Monday, Feb. 16, 2009

The Curious Case of Benjamin Button

It received 13 nominations and is the only Best Picture finalist this year to have earned more than $100 million domestic ($123 million so far). That's a respectable gross for a tough-sell epic with a star (Brad Pitt) whom fans are more eager to see on Access Hollywood than in a movie theater. Benjamin Button is also the kind of movie — grand, popular, multi-generational, nobly sentimental — that used to sweep the Oscars. Many would say it's exactly like the Oscar winner of 1995, Forrest Gump, which was written by the same guy, Eric Roth. ("If you see only one version of Forrest Gump this year," intoned the announcer in a viral parody of the film, "make it The Curious Case of Benjamin Button.
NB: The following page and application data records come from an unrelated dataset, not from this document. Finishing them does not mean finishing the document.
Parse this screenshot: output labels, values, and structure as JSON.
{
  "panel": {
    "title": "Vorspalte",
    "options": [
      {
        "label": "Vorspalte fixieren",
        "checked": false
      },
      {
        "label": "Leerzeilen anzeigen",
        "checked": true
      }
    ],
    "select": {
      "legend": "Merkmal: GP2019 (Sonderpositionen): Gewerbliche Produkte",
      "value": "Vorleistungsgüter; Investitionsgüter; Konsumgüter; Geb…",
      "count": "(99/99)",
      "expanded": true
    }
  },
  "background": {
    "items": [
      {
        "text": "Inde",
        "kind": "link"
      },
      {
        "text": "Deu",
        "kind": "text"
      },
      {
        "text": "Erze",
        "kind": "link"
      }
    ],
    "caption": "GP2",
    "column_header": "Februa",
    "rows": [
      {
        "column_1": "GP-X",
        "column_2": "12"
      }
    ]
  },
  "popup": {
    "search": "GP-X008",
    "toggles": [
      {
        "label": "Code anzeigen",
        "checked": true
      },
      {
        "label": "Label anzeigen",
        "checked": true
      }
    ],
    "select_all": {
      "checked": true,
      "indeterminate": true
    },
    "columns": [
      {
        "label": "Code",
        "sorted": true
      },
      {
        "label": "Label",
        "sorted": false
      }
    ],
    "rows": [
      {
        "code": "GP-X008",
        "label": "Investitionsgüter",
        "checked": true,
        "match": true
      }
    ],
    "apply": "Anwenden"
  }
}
It's exactly like Gump, except no AIDS." Yet the Button man from New Orleans might have been the one to beat this year, if the kid from Mumbai hadn't shown up and seized moviegoers' hearts. Which proves that movies, like politics, aren't always predictable. Benjamin B. is Hillary to Slumdog's Obama. Odds of winning: 10 to 1

Director: David Fincher

An impossible project, on a huge budget ($150 million), with no inherent suspense: a man is born old, gets younger, dies. Somehow Fincher, mostly associated with slick, grisly thrillers like Se7en and Zodiac, pulled it off. Directors know how hard it is to execute this sort of juggling act; Slumdog's Danny Boyle, for one, has expressed unbounded admiration for Fincher's work. Remember, too, that Hollywood is no slave to the auteur theory: four times in the past 10 years, Best Picture and Best Direction have gone to different films. But I don't think that'll happen this year. Slumdog should take both categories. The Academy will award a film it loves over one it admires. Odds of winning: 5 to 1

See TIME's top 10 films of 2008